#### [DIRECTIONS FOR THIS TASK]
If a line in the entries below includes "placeholder", show that line.

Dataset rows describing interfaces
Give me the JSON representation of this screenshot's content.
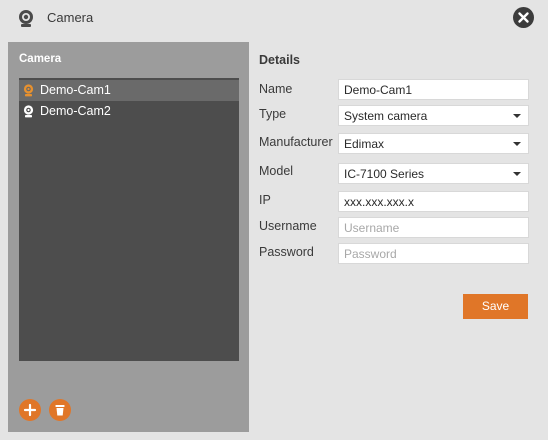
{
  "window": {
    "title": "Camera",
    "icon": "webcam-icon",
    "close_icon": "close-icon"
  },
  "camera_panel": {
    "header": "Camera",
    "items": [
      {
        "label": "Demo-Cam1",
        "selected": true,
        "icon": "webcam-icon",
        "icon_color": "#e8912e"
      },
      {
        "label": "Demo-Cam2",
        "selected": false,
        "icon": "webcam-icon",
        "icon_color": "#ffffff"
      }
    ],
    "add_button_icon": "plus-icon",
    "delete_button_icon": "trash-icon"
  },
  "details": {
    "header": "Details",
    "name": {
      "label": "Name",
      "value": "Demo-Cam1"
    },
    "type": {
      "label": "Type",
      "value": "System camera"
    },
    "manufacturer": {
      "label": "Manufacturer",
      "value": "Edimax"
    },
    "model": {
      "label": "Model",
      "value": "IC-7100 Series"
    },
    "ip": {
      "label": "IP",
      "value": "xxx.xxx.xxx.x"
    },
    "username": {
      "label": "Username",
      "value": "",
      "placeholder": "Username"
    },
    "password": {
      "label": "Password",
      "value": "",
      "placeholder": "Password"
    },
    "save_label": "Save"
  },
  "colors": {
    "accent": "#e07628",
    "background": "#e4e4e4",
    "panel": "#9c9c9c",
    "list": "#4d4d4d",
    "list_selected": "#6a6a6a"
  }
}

#### [TASK RESPONSE]
      "placeholder": "Username"
      "placeholder": "Password"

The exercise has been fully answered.